Records supplied START

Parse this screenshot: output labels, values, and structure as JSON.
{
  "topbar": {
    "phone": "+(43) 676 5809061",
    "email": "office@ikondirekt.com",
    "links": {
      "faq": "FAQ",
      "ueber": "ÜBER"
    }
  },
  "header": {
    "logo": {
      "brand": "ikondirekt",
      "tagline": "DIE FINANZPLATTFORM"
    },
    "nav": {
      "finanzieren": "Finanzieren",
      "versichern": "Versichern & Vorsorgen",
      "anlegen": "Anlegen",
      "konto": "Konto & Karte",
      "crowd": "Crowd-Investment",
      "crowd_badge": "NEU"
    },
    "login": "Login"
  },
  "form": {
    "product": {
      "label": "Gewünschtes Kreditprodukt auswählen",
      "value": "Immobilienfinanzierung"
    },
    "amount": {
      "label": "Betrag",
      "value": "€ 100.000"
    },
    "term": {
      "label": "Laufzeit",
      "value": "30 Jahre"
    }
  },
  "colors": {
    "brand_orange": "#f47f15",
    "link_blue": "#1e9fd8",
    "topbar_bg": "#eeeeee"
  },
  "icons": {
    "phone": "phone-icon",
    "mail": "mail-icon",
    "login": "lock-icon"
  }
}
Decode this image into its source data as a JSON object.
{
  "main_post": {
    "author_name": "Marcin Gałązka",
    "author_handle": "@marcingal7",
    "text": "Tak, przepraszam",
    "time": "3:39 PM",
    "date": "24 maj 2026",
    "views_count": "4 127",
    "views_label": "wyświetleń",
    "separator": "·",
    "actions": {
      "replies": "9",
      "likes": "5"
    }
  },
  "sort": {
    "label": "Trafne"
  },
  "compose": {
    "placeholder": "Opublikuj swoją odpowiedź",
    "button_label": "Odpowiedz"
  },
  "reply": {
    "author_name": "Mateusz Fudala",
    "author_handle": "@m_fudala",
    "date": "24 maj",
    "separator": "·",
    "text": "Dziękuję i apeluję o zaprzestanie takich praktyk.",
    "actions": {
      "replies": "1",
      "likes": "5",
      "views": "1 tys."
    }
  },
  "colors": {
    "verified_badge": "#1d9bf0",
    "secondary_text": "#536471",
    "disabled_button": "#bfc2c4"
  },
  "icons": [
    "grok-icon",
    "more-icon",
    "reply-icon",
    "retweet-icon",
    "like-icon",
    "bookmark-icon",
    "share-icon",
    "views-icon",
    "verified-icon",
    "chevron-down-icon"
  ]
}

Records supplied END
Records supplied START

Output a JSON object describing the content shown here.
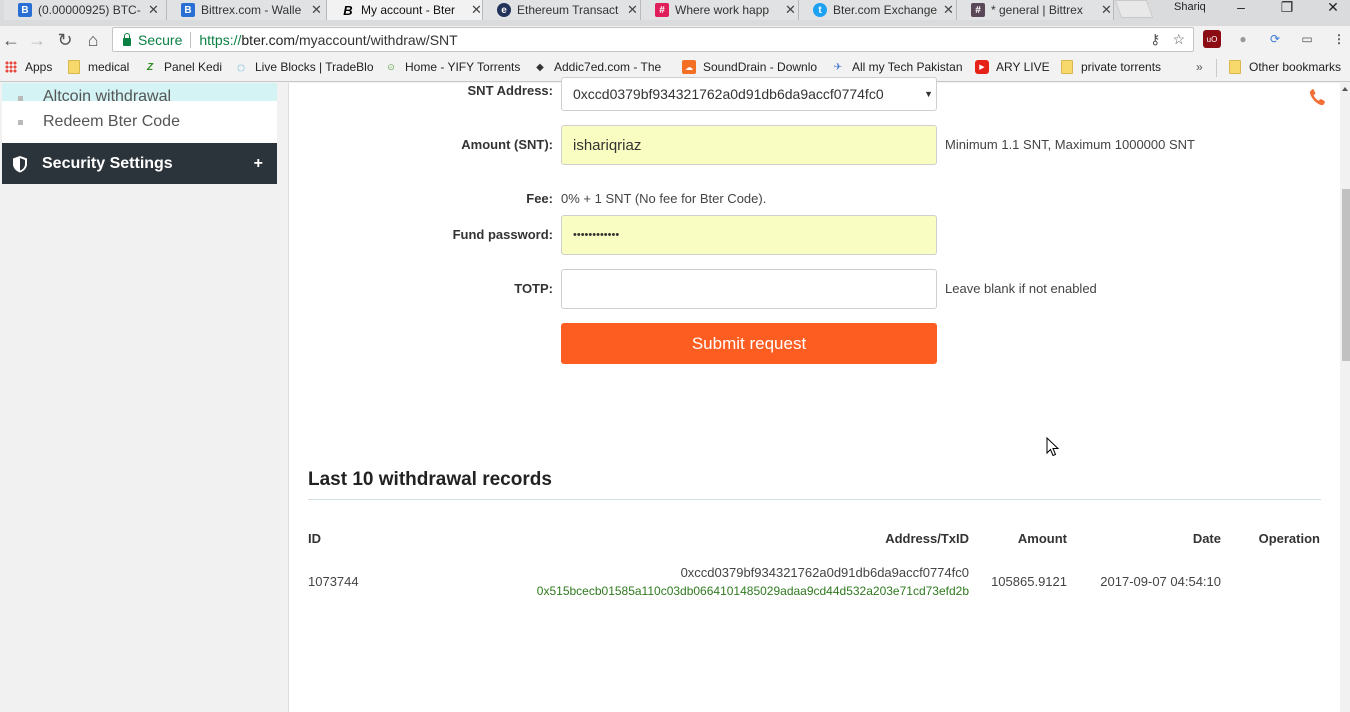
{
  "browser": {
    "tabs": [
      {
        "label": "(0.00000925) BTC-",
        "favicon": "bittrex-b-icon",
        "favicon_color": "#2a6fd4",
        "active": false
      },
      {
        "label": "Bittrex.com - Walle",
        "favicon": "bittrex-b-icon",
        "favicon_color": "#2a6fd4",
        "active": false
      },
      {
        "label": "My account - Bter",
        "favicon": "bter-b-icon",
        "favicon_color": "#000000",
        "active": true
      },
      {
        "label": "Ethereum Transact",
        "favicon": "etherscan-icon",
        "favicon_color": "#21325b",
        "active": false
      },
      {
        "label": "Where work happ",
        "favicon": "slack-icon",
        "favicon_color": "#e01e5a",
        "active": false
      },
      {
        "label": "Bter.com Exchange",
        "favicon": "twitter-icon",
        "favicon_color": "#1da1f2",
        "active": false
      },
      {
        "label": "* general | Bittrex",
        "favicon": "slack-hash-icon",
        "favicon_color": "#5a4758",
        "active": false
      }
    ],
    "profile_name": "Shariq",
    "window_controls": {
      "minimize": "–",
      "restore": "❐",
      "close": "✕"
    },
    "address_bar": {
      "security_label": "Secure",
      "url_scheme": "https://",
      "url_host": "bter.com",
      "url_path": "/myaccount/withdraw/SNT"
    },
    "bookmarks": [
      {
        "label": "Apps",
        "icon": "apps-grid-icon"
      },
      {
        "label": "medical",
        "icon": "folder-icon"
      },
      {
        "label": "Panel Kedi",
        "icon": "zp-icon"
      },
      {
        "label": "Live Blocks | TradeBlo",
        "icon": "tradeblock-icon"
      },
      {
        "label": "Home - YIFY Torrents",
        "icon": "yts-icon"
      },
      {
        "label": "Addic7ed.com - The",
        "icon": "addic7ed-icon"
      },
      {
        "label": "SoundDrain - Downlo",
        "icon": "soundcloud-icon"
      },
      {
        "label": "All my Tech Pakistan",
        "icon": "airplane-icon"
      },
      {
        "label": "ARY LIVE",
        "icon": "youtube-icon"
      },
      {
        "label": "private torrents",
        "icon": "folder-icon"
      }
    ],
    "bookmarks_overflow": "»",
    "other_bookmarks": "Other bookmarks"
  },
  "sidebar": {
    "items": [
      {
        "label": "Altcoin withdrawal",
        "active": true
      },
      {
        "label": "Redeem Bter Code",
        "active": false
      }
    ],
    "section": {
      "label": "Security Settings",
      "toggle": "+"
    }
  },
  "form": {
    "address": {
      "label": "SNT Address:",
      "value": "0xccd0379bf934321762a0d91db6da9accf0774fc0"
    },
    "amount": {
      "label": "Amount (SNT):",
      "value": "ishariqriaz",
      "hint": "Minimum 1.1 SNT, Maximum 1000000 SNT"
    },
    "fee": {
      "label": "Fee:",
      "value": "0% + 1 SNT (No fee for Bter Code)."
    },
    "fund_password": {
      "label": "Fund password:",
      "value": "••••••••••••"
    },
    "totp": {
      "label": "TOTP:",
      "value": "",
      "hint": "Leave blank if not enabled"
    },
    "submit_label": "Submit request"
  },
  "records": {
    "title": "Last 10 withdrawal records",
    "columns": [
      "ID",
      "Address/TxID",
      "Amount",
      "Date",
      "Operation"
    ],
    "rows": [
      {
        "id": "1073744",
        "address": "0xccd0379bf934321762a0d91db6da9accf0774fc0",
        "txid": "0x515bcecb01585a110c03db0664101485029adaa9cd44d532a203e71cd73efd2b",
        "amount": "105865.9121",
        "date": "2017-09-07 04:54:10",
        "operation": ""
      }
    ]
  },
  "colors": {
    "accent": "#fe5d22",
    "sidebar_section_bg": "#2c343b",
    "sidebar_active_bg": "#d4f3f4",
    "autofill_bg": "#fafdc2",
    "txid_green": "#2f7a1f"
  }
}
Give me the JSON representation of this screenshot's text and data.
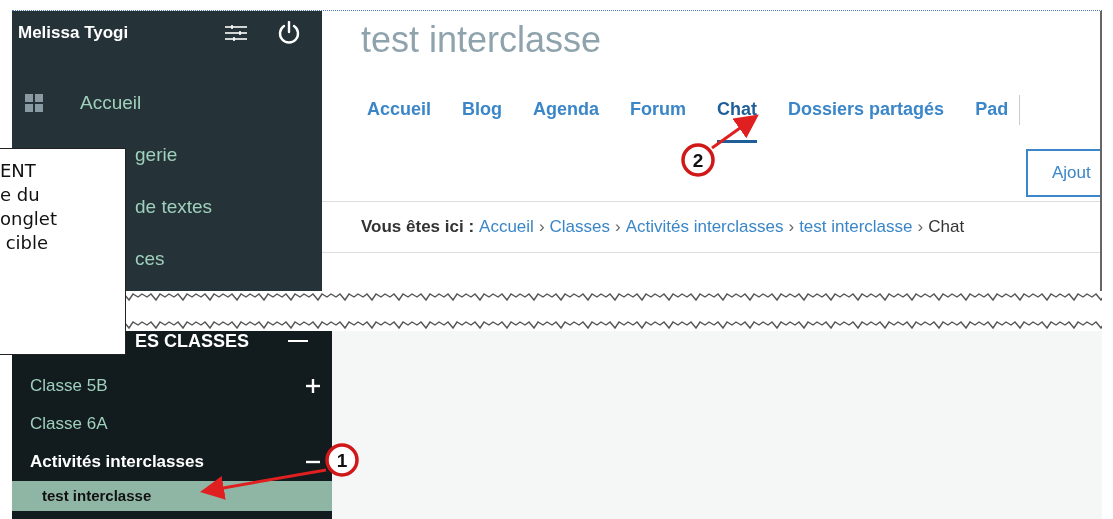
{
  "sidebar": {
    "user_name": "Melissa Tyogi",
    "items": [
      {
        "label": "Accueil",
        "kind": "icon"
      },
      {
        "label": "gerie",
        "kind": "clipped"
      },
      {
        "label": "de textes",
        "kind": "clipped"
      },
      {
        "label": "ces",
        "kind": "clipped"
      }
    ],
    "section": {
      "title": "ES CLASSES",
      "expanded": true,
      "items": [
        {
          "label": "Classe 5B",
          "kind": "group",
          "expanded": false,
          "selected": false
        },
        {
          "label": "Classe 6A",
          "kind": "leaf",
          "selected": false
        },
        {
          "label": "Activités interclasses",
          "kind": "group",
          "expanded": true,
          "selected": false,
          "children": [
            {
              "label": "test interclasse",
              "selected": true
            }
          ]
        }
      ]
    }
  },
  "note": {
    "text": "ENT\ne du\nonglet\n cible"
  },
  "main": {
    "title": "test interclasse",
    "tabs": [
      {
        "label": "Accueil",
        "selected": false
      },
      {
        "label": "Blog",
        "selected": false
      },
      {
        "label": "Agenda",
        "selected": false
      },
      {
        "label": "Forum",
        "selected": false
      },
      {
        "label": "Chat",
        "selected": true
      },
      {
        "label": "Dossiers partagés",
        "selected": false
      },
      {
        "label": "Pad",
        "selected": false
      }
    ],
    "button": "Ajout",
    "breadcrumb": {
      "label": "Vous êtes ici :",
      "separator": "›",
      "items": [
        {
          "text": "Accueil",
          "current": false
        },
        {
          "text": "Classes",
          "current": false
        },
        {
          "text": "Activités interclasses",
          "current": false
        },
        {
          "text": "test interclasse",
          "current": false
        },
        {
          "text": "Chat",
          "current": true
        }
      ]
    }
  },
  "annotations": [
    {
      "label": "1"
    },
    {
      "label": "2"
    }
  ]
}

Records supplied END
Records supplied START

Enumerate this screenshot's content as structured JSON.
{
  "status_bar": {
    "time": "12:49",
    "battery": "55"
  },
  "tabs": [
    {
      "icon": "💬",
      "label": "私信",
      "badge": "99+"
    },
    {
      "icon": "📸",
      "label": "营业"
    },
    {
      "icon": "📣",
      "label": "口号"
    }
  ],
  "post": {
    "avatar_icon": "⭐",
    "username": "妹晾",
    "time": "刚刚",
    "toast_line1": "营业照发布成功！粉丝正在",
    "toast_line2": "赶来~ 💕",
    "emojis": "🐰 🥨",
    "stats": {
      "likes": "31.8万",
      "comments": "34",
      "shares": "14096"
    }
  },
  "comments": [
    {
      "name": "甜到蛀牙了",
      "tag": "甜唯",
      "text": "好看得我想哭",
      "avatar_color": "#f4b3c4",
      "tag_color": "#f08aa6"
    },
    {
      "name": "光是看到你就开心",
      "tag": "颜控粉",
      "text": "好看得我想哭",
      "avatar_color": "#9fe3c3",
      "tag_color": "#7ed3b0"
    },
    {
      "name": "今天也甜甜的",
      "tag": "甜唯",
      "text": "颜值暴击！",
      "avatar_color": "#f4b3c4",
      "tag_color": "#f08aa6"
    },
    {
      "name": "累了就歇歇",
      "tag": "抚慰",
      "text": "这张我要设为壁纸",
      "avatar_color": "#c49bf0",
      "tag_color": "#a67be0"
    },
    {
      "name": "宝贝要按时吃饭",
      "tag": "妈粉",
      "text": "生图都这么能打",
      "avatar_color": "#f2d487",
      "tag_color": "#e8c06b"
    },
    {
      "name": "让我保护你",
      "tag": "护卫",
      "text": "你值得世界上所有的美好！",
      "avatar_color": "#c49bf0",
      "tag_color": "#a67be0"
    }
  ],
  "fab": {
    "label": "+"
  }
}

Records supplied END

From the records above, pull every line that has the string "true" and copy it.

* [Answer for this exercise]
        "active": true
        "active": true
      "expanded": true,
          "expanded": true,
              "selected": true
        "selected": true
          "current": true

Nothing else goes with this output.